 Keynes, John M. (1936): The General Theory of Employment, Interest and Money (London: Macmillan), pp. 25–26.
 Say, Jean-Baptiste (1832): A Treatise on Political Economy, p. 134.
 Devletoglou, Nicos E. (1969): The Economic Philosophy of Montesquieu, Kyklos, Blackwell Publishing, vol. 22(3), pages 530–41.
 Kates, Steven (1998): Say’s Law and the Keynesian Revolution (Northampton, Mass.: Edward Elgar), p. 18.
CSW 22/09/19 09:50
The original paper had the following: While network nodes can verify transactions for themselves and are only vulnerable to reversal, the simplified method can be fooled by an attacker's fabricated transactions for as long as the attacker can continue to overpower the network
CSW 09:55 Uhr
And, this is why you cannot plan a double spend: The receiver generates a new key pair and gives the public key to the sender shortly before signing. This prevents the sender from preparing a chain of blocks ahead of time by working on it continuously until he is lucky enough to get far enough ahead, then executing the transaction at that moment. Once the transaction is sent, the dishonest sender starts working in secret on a parallel chain containing an alternate version of his transaction. Not, you have a key and an address and use it again and again.
Source: MetaNet ICU Slack
<h2>How to meme bitcoin to the moon</h2>
<p>Michael Goldstein (bitstein)</p>
<p>How many of y'all were at the dinner last night? Okay, great. I had a lot of fun. It was fantastic. I don't know how we will beat it next year, but we will figure something out. I am Michael Goldstein, and welcome to my ridiculous tedtalk. A lot of people talk about price fundamentals, but I am going to talk about how to troll and take the curves hard.</p>
<p>A month ago today, a pivotal moment in US history occurred in the US congress. The honorable representative Warren Davidson declared on congressional record that there is bitcoin, and then there is shitcoin. I shared the expression of the woman on the right-- exact same feeling.</p>

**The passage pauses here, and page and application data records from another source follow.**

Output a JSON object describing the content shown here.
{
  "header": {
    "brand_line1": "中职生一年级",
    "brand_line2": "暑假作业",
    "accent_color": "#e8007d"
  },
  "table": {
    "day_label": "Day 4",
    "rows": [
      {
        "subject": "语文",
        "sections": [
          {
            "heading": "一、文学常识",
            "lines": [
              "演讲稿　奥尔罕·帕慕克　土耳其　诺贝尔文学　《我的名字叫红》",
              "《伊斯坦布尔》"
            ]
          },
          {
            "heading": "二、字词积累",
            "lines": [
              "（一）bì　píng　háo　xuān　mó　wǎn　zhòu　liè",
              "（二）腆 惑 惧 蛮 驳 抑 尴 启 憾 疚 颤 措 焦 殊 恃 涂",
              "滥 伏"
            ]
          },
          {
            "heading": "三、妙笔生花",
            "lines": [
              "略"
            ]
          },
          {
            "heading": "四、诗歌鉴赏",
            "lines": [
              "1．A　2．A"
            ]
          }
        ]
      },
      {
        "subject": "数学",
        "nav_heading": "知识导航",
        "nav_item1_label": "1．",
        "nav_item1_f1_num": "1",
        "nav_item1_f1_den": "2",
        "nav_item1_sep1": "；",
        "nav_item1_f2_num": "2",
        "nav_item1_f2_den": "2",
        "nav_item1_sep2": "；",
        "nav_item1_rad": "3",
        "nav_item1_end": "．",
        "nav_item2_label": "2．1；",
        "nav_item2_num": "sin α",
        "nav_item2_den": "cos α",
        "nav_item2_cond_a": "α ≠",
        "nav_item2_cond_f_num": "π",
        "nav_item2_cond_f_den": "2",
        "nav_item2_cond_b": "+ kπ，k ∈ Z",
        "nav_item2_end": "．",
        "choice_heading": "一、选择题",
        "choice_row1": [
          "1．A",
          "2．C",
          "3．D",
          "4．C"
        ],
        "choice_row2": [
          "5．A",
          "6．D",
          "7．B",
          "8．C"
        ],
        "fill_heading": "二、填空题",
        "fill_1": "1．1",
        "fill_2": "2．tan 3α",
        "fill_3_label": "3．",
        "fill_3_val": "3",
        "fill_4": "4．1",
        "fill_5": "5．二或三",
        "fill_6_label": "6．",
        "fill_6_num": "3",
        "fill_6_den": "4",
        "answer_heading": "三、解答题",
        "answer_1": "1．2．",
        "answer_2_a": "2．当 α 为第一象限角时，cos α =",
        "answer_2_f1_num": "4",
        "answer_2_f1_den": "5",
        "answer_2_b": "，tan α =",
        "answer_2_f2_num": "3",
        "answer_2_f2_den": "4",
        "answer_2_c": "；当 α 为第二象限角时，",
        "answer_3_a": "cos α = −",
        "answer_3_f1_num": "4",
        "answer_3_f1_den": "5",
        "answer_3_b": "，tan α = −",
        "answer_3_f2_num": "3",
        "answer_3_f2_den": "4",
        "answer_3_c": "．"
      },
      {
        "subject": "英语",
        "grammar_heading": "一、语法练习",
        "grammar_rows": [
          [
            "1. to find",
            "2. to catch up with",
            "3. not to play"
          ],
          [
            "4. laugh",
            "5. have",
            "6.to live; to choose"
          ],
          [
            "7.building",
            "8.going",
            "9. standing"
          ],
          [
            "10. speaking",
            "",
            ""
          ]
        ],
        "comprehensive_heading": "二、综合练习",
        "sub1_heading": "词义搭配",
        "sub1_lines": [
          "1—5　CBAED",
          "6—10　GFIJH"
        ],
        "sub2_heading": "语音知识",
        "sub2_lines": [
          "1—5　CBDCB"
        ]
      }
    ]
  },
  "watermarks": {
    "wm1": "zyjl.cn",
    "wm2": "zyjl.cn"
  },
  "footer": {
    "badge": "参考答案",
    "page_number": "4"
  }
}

<p>We have also had guys like Joe Kernan on CBNC Squawk Box which is suddenly my favorite show, saying look at the stock-to-flow at the next halvings. He was saying $55k after the next halving. A little bearish, but okay.</p>
<p>This is our meme world, and everyone else is just living in it.</p>
<p><a href="https://ohmysatoshi.com/how-to-meme-bitcoin-to-the-moon">Read on</a></p>
Michael (Bitstein) Goldstein at BitBlockBoom 2019
Published by Crypto Cousins on 19 Aug 2019